● **Task statement**:
Every single record below is to be reproduced exactly.

● **Extracted entries**:
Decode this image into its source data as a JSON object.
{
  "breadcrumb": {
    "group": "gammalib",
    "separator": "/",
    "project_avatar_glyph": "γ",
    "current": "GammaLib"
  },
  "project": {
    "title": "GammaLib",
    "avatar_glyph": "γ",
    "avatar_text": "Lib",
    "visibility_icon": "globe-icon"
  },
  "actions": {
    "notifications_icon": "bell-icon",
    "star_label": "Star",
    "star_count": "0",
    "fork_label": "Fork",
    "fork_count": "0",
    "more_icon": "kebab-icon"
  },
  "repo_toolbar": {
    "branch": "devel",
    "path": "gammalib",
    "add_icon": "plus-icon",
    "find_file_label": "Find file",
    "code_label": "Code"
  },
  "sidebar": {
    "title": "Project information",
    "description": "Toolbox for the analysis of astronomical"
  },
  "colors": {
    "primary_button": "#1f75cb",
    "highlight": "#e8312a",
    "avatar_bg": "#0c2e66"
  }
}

● **Reply**:
Decode this image into its source data as a JSON object.
{
  "breadcrumb": {
    "group": "gammalib",
    "separator": "/",
    "project_avatar_glyph": "γ",
    "current": "GammaLib"
  },
  "project": {
    "title": "GammaLib",
    "avatar_glyph": "γ",
    "avatar_text": "Lib",
    "visibility_icon": "globe-icon"
  },
  "actions": {
    "notifications_icon": "bell-icon",
    "star_label": "Star",
    "star_count": "0",
    "fork_label": "Fork",
    "fork_count": "0",
    "more_icon": "kebab-icon"
  },
  "repo_toolbar": {
    "branch": "devel",
    "path": "gammalib",
    "add_icon": "plus-icon",
    "find_file_label": "Find file",
    "code_label": "Code"
  },
  "sidebar": {
    "title": "Project information",
    "description": "Toolbox for the analysis of astronomical"
  },
  "colors": {
    "primary_button": "#1f75cb",
    "highlight": "#e8312a",
    "avatar_bg": "#0c2e66"
  }
}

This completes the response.